The Tumor Microenvironment (TME) has emerged as a key compartment that determines the overall effectiveness of cancer immunotherapy. Hence, it is very important to determine the abundance and location of key immune-regulators in the TME. Historically, standard immunohistochemistry (IHC) and immunofluorescence have been used to assess spatial heterogeneity of proteins and nucleic-acids in tissue slices. However, these techniques are inherently limited in utility because it has been difficult to quantify the abundance of multiple protein/nucleic-acids across a wide dynamic range. Here, we report the development and validation of a spatially-resolved protein and RNA detection platform with the potential to simultaneously quantify up to 800 targets with greater than 5 log10 of dynamic range from a single formalin-fixed paraffin-embedded (FFPE) slide. We demonstrate validation of this technology by characterization of a panel of immune proteins expressed in colorectal cancer samples, and we also demonstrate spatially resolved detection of RNA. In situ high-plex digital molecular profiling is enabled by the use of UV-photocleavable small indexing DNA-oligo tags that can be delivered to the target within the tissue via direct attachment to RNA binding probes or conjugation to primary antibodies and are quantified with the standard nCounter technology. A slide-mounted FFPE tissue section is bound with a multiplexed cocktail of oligo-labeled primary antibody or mRNA hybridization probes, and a microfluidic flow cell is attached to the slide. Low-plex (3 or 4 color fluorescence) visible wavelength probes are utilized to generate an overall view of the FFPE tissue slice morphology (e.g., nuclear staining probes, select antibody pairs such as anti-CD3 and anti-CD8). Using the visible wavelength morphology as a guide, regions of interest (ROI) in the tumor are identified (e.g., areas with tumor infiltrating leukocytes) and then sequentially illuminated with UV light to release the indexing-oligos off all the high-plex molecular profiling reagents.
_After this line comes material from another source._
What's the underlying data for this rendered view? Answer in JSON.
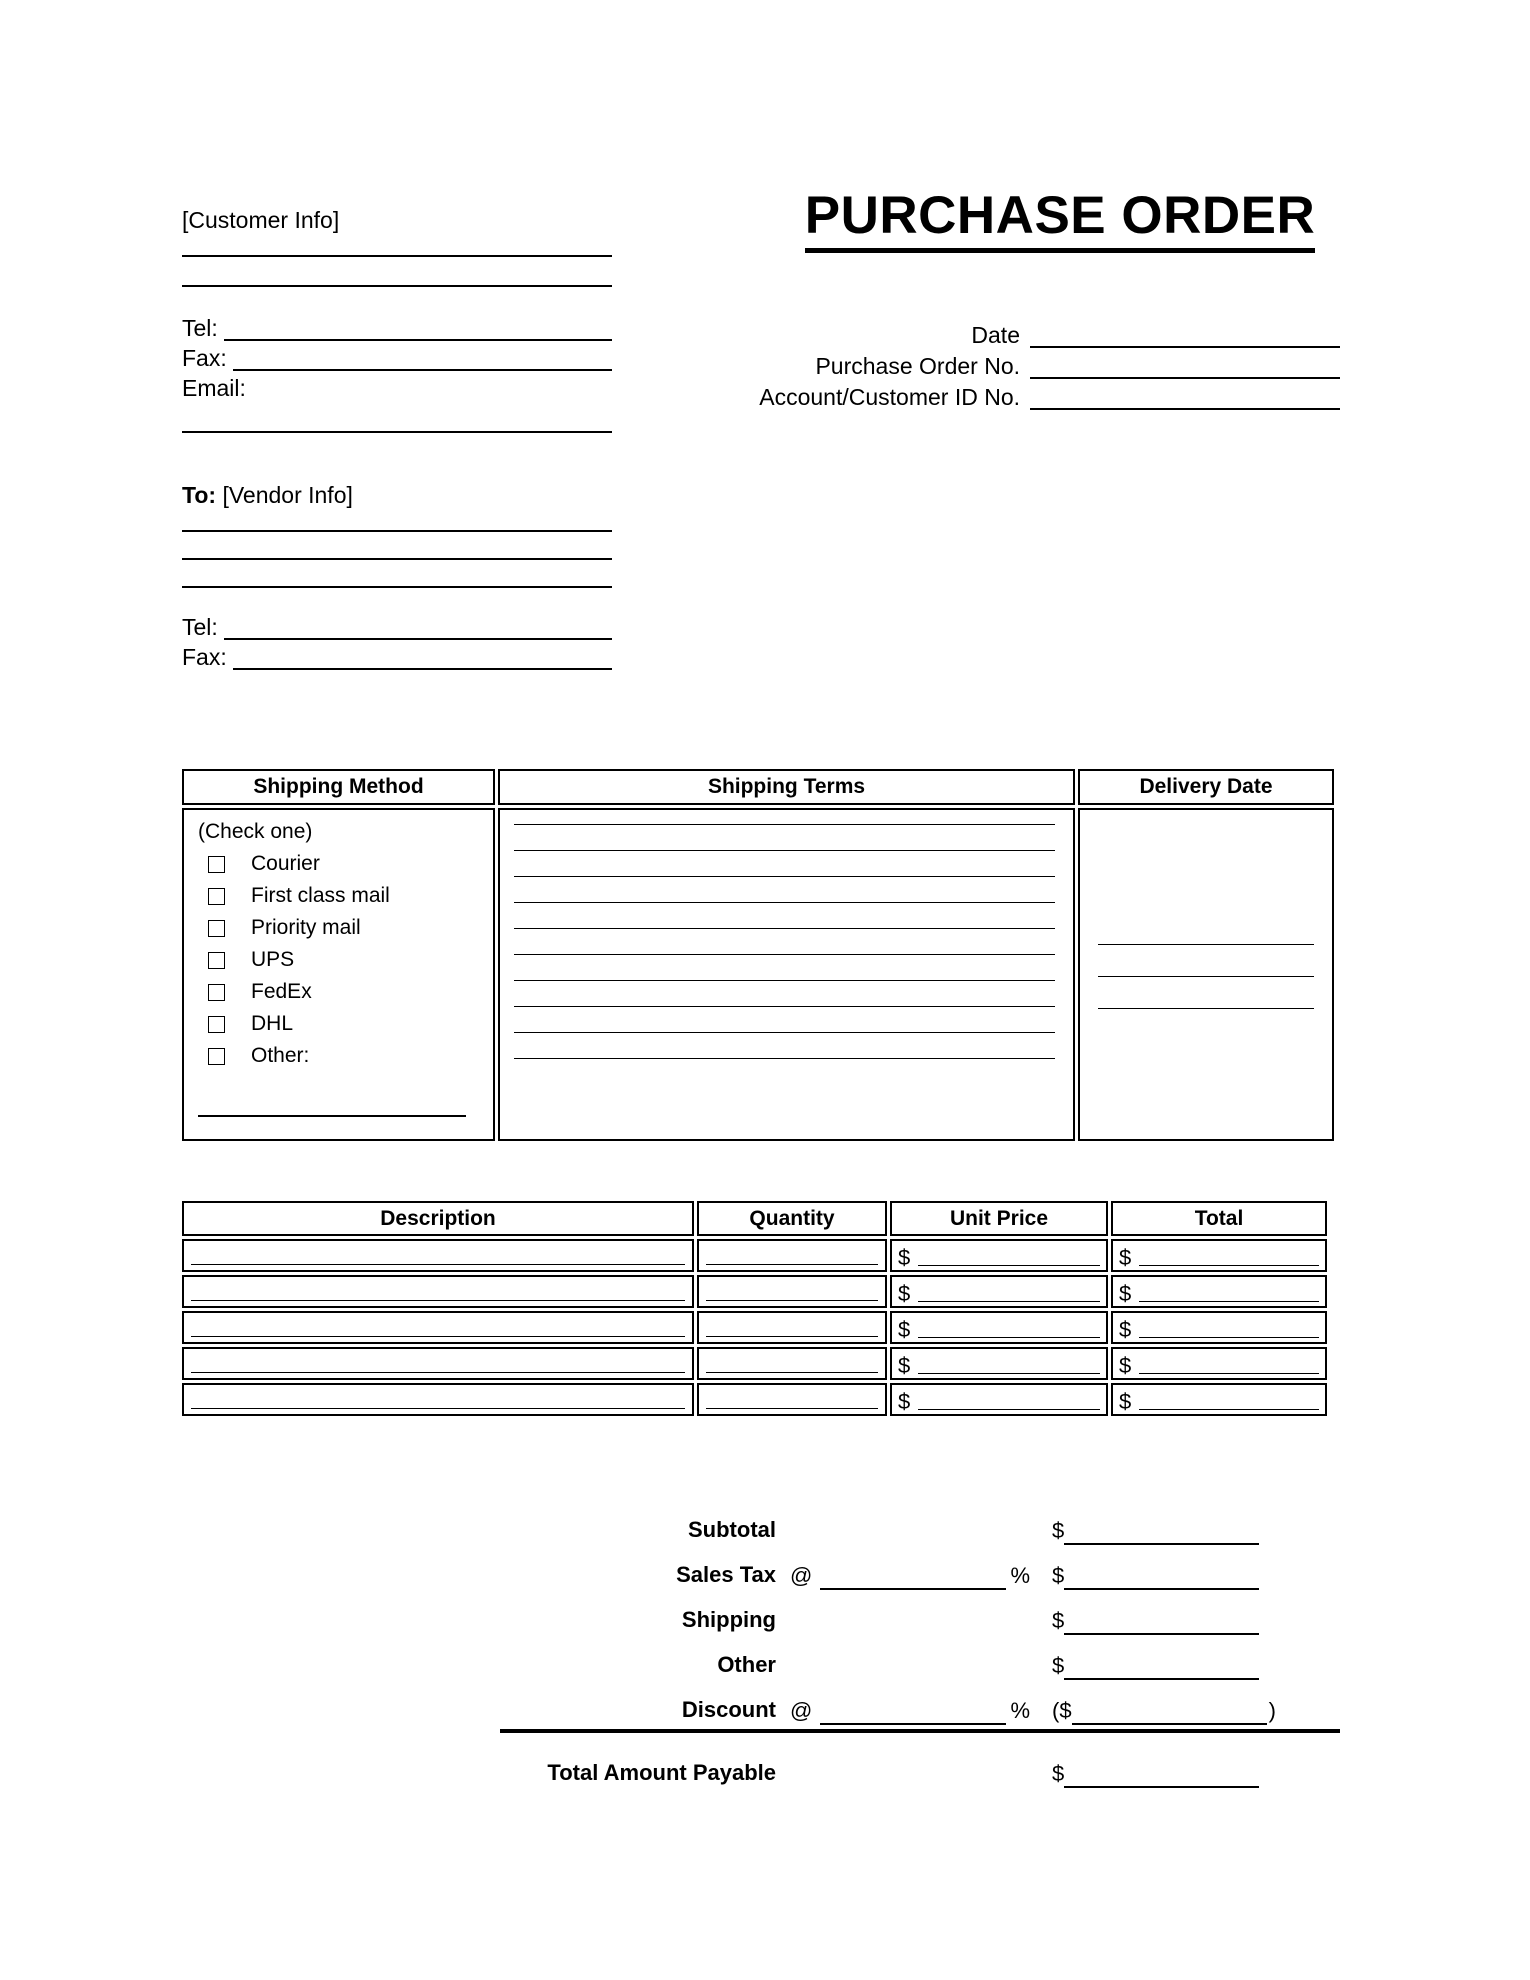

Using this approach and standard microscope instrumentation, the limits of detection enable near single cell resolution. Following each UV illumination cycle, the photocleaved indexing-oligos are released into the buffer-layer above the tissue slice, collected via microcapillary aspiration, and stored in an individual well of a microtiter-plate. The contents of each well can then be referenced back to the exact region of tumor that was illuminated by UV light. Oligos are then hybridized to the nCounter fluorescently labeled optical barcodes to permit ex-situ digital counting of as many as 800 different analytes localized within a single ROI in the tumor. As demonstration of the technology, simultaneous multiplexed detection of CD3, CD8, CD45R0, CD4, CD45, PD-1, PD-L1, Vista, TIM-3, B7-H3, Ki67 (plus additional key IO-targets) will be quantified from colorectal tumor biopsies using oligo-conjugated primary antibodies. Furthermore, we will demonstrate detection of key IO associated immune RNA targets using direct hybridization of oligo-labeled probes. The ability to measure DNA, RNA, and protein at up-to 800-plex from single slices of FFPE tissue may enable the discovery of key immune biomarkers in tumors and accelerate the development immunotherapy and their associated companion diagnostics.
Citation Format: Dwayne Dunaway, Jaemyeong Jung, Chris Merritt, Isaac Sprague, Philippa Webster, Sarah Warren, Joseph Beechem. Spatially-resolved, multiplexed (up to 800 plex) digital characterization of protein and mRNA abundance in FFPE tissue sections: Application to immuno-oncology [abstract]. In: Proceedings of the Second CRI-CIMT-EATI-AACR International Cancer Immunotherapy Conference: Translating Science into Survival; 2016 Sept 25-28; New York, NY. Philadelphia (PA): AACR; Cancer Immunol Res 2016;4(11 Suppl):Abstract nr B081.
- ©2016 American Association for Cancer Research.